You can imagine that if even one of those people is gone, it puts tremendous stress on all of the other employees. It is rough for a week or two but drag that out into months, and the pressure is just too much. It creates a snowball effect. Staff members start dropping like flies.
Then add to that the exploding schedules. It is one thing if you grow/ease into it. To have it suddenly dumped on you? Beyond stressful.
While trying to restaff my clinic over the past six months, I have uncovered some mind boggling things:
First, we are required to use a “recruiter”. I have heard for over two years that there are “problems” and that the system is trying to make it better. It is just getting worse. Turns out the recruiting company is actually only two employees for our entire healthcare system. 85 openings currently. As it turns out, it does not matter if I give them resumes. Hell, it also does not matter if fully qualified people send their CVs in on the website. I have a position that we have been trying to fill for over five weeks now. After beating the bushes, applying pressure, we were finally given four “screened” applicants, of which two were woefully inadequate and one had already taken a job elsewhere. On a hunch, I had my office manager access the applicant pool for our position.

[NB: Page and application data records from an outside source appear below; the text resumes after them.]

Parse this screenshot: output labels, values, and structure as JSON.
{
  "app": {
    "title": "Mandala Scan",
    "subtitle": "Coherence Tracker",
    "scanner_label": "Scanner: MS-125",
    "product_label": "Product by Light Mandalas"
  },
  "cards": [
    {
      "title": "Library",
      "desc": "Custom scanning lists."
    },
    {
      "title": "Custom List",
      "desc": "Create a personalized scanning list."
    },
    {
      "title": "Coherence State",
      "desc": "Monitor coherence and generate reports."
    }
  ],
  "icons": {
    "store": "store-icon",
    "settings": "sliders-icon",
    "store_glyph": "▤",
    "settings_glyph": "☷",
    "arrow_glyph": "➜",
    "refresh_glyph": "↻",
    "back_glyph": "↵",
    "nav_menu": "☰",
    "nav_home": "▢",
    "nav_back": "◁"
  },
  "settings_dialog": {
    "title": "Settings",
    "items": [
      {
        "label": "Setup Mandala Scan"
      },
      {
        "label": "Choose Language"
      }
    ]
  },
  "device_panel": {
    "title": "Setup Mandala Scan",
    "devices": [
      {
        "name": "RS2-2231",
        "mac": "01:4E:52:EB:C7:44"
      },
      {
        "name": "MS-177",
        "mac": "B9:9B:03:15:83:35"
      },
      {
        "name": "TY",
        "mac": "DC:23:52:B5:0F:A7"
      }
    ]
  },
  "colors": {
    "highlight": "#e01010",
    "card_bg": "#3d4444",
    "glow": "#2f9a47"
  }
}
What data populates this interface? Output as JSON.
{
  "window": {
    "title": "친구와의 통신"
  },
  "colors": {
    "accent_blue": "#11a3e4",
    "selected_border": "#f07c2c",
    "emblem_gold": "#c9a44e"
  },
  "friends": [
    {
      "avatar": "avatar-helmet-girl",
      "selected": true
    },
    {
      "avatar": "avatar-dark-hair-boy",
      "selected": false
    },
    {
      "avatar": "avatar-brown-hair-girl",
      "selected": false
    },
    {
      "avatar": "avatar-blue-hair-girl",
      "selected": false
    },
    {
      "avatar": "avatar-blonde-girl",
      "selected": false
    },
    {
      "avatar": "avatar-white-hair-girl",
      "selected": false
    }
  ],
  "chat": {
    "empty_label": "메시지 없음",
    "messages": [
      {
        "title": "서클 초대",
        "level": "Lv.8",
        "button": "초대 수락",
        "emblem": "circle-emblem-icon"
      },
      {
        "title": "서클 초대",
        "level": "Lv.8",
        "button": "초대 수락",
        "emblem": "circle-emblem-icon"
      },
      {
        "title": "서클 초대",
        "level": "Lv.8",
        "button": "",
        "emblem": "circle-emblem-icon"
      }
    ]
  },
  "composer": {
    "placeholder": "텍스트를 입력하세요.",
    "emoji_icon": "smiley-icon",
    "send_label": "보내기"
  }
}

Over 180 CVs.
That we are not allowed to touch….
Second, while the tradition is a two week notice when leaving a job, at this pace it takes a couple of months to wait for a suitable applicant to be sent over. Once we offer the position to someone, it takes three weeks for them to clear employment screening. Then there is a full week of training with corporate before they ever end up in our office. Overlap these, and a small office simply cannot function. We are crippled.
Temp agencies? You are paying $23-25/hr for someone that would have been only $15/hr, someone who is most likely sub par anyway AND when you throw in our overly complicated, counterintuitive system (seriously, it is embarassing) without any formal training? It only makes things worse…
Third big revelation? If we are told the day before a new hire is supposed to start that they did not pass the pre-employment screening, we are screwed. We have to start the process all over again. The job has to be reposted. Have it happen a second time and we are now at four months looking for someone for this particular position. The system works somewhat for large clinics because they have more flexibility. The work of one person divided among seven is much easier to handle than if it is spread between two.
I have been begging, pleading for help from corporate and none has materialized.
And that, ladies and gentlemen, is only the tip of the iceberg….
Why am I still here?
I get this question a lot, and I have spent a lot of time thinking about this as I have watched the foundation of the clinic collapsing. It is the same everywhere in corporate medicine. I have seen it as I have interviewed for positions in clinics elsewhere.
You don’t know what kind of employee you are really getting from a 20 minute interview. Once you have them it is a hell of a time getting rid of the bad ones and retaining the good ones. Being a little clinic required to play by the rules of a giant, out of touch corporation is the way of things.
I am too old to go solo and insurance companies make it difficult to negotiate lucrative contracts as an individual in primary care. Even crappy EHRs are expensive. Malpractice insurance is expensive. All of the increasing government regulations and mandates and certifications are difficult to keep track of: PCM, meaningful use, PQRS, HIPAA, “shared savings”, CLIA, radiology regulations, Medicare guidelines, Medicaid guidelines, ICD-10, OSHA… I know I must be missing some.
What I want to do is just see patients. Patients are what keep me coming back every single day. All of this other stuff, these roadblocks to good care? I don’t want to even have to think about them. But I do. I have to. They make me stew and boil and….